Heinrich Bucher, a trained sheet metal specialist, began working in Swissair’s repair service in 1943. One of his responsibilities was to overhaul the onboard kitchens—so-called galleys, which store the packaged food prepared on ground, keeping it at the correct temperature. Like all airplane installations, they need to be as lightweight as possible while still withstanding heavy use as well as the forces of deceleration and acceleration. Bucher drew on his experience to begin independently manufacturing his own onboard kitchens in 1953, developing a new series of “trolleys” in 1973–74 that could be used as service carts, waste containers, or to sell duty-free products. Like the standard models of the time, these trolleys were modular aggregates that could be fitted and replaced without the use of any special tools, and also took into account the ergonomic aspects of the airplane cabin as workplace. What was new, however, was that he used “monocoque” construction, which draws its stability from the skin itself, in this case solid aluminum panels, rather than from welded, pressed, or cast elements. These “integral structures” minimize the amount of material used, reducing the trolley’s overall weight while still guaranteeing a high level of sturdiness. Thanks to the CNC process, they can be easily adjusted to customer specifications. The corrosion-proof panels are powder-coated in the respective corporate color. These trolleys have a life span of ten to fifteen years, and although they are more expensive than rival products, their maintenance costs are lower. (Renate Menzi)

Flugzeug Servicewagen, Swissair Trolley, um 1979
Entwurf: Peter Bucher, Sigi Grap
Herstellung: Bucher Leichtbau AG, CH
Produktion: Swissair, Schweizerische Luftverkehr Aktiengesellschaft, Kloten, CH
Material/Technik: Aluminium, eloxiert, pulverbeschichtet (Wände, Tür)
103 × 30,5 × 50 cm
Donation: Heinrich Bucher
Eigentum: Museum für Gestaltung Zürich / ZHdK
Literatureo

Museum für Gestaltung Zürich (Hg.), 100 Jahre Schweizer Design, Zürich 2014, S. 256.

Museum für Gestaltung Zürich (Hg.), Unbekannt – Vertraut. «Anonymes» Design im Schweizer Gebrauchsgerät seit 1920, Reihe Schweizer Design-Pioniere 4, Zürich 1987, S. 152-155

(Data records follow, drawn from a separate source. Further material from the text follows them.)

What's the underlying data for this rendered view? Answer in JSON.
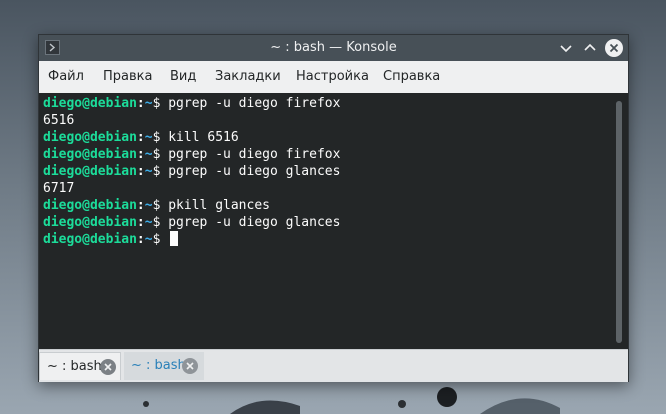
{
  "window": {
    "title": "~ : bash — Konsole",
    "icon": "terminal-icon"
  },
  "titlebar_buttons": [
    "minimize-icon",
    "maximize-icon",
    "close-icon"
  ],
  "menu": [
    {
      "label": "Файл"
    },
    {
      "label": "Правка"
    },
    {
      "label": "Вид"
    },
    {
      "label": "Закладки"
    },
    {
      "label": "Настройка"
    },
    {
      "label": "Справка"
    }
  ],
  "terminal": {
    "prompt_user": "diego@debian",
    "prompt_colon": ":",
    "prompt_dir": "~",
    "prompt_symbol": "$ ",
    "lines": [
      {
        "prompt": true,
        "command": "pgrep -u diego firefox"
      },
      {
        "prompt": false,
        "output": "6516"
      },
      {
        "prompt": true,
        "command": "kill 6516"
      },
      {
        "prompt": true,
        "command": "pgrep -u diego firefox"
      },
      {
        "prompt": true,
        "command": "pgrep -u diego glances"
      },
      {
        "prompt": false,
        "output": "6717"
      },
      {
        "prompt": true,
        "command": "pkill glances"
      },
      {
        "prompt": true,
        "command": "pgrep -u diego glances"
      },
      {
        "prompt": true,
        "command": ""
      }
    ]
  },
  "tabs": [
    {
      "label": "~ : bash",
      "active": true
    },
    {
      "label": "~ : bash",
      "active": false
    }
  ],
  "colors": {
    "terminal_bg": "#232627",
    "prompt_user": "#1cdc9a",
    "prompt_dir": "#3daee9",
    "titlebar": "#475057",
    "inactive_tab_text": "#2980b9"
  }
}
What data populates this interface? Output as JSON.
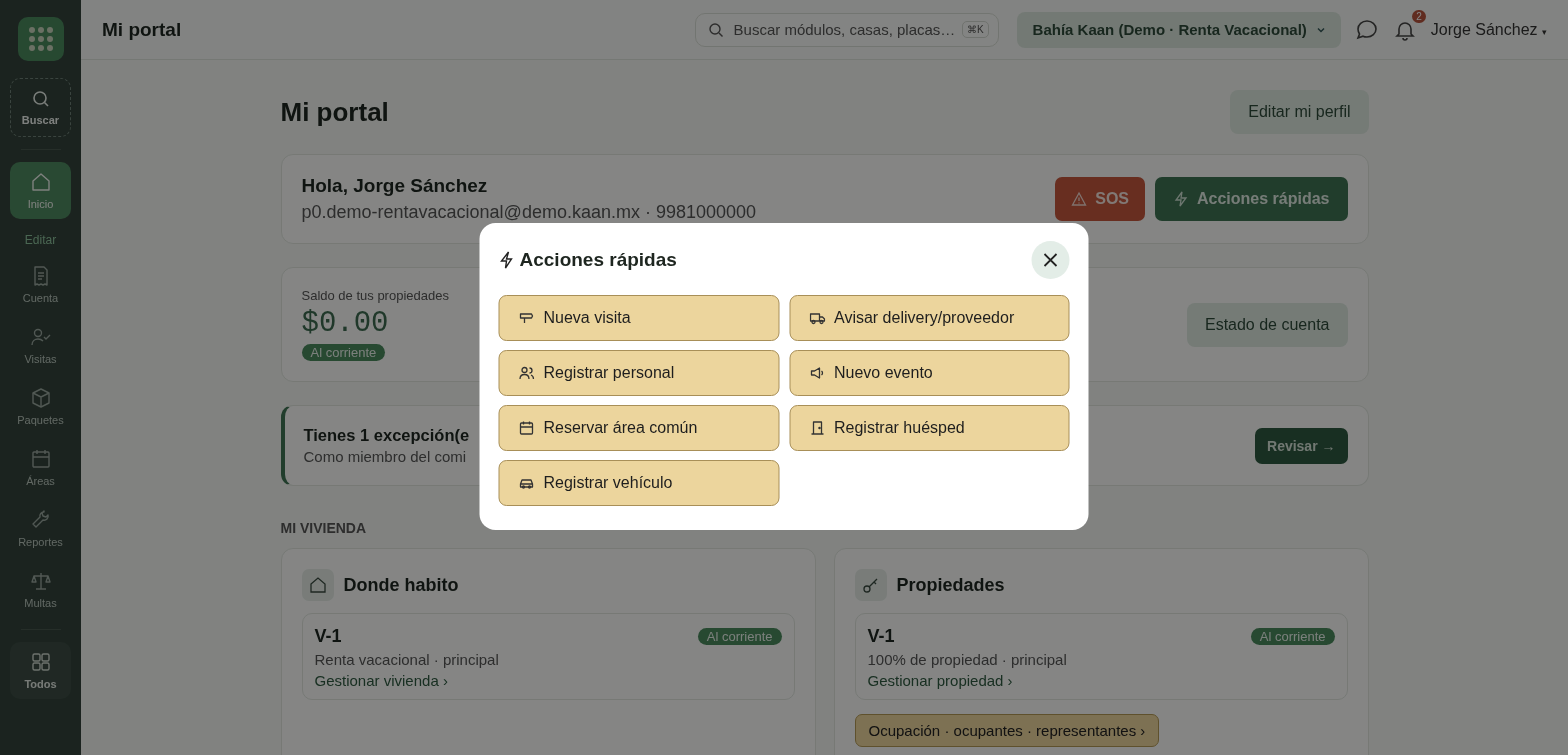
{
  "sidebar": {
    "search_label": "Buscar",
    "items": [
      {
        "label": "Inicio",
        "selected": true
      },
      {
        "label": "Cuenta",
        "selected": false
      },
      {
        "label": "Visitas",
        "selected": false
      },
      {
        "label": "Paquetes",
        "selected": false
      },
      {
        "label": "Áreas",
        "selected": false
      },
      {
        "label": "Reportes",
        "selected": false
      },
      {
        "label": "Multas",
        "selected": false
      }
    ],
    "edit_link": "Editar",
    "all_label": "Todos"
  },
  "topbar": {
    "title": "Mi portal",
    "search": {
      "placeholder": "Buscar módulos, casas, placas…",
      "shortcut": "⌘K"
    },
    "community": "Bahía Kaan (Demo · Renta Vacacional)",
    "notifications": "2",
    "user": "Jorge Sánchez",
    "user_caret": "▾"
  },
  "page": {
    "heading": "Mi portal",
    "edit_profile": "Editar mi perfil",
    "greeting": {
      "title": "Hola, Jorge Sánchez",
      "contact": "p0.demo-rentavacacional@demo.kaan.mx · 9981000000",
      "sos": "SOS",
      "quick_actions": "Acciones rápidas"
    },
    "balance": {
      "label": "Saldo de tus propiedades",
      "amount": "$0.00",
      "status": "Al corriente",
      "button": "Estado de cuenta"
    },
    "alert": {
      "title": "Tienes 1 excepción(e",
      "text": "Como miembro del comi",
      "button": "Revisar →"
    },
    "section": "MI VIVIENDA",
    "cards": [
      {
        "title": "Donde habito",
        "unit": "V-1",
        "status": "Al corriente",
        "detail": "Renta vacacional · principal",
        "link": "Gestionar vivienda ›"
      },
      {
        "title": "Propiedades",
        "unit": "V-1",
        "status": "Al corriente",
        "detail": "100% de propiedad · principal",
        "link": "Gestionar propiedad ›",
        "extra": "Ocupación · ocupantes · representantes ›"
      }
    ]
  },
  "modal": {
    "title": "Acciones rápidas",
    "actions": [
      {
        "label": "Nueva visita",
        "kind": "visit"
      },
      {
        "label": "Avisar delivery/proveedor",
        "kind": "delivery"
      },
      {
        "label": "Registrar personal",
        "kind": "staff"
      },
      {
        "label": "Nuevo evento",
        "kind": "event"
      },
      {
        "label": "Reservar área común",
        "kind": "calendar"
      },
      {
        "label": "Registrar huésped",
        "kind": "guest"
      },
      {
        "label": "Registrar vehículo",
        "kind": "vehicle"
      }
    ]
  }
}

www.bucher-group.com

Image creditso

Flugzeug Servicewagen, Swissair Trolley, um 1979, Entwurf: Peter Bucher, Sigi Grap, Donation: Heinrich Bucher
Abbildung: Museum für Gestaltung Zürich / ZHdK

Explosionszeichnung eines Trolleys, um 1979, Auftrag: Bucher Leichtbau AG, CH
Abbildung: Museum für Gestaltung Zürich / ZHdK

Fotografie, Blick in die hintere Bordküche einer MD-81, 1973/74
Abbildung: Museum für Gestaltung Zürich / ZHdK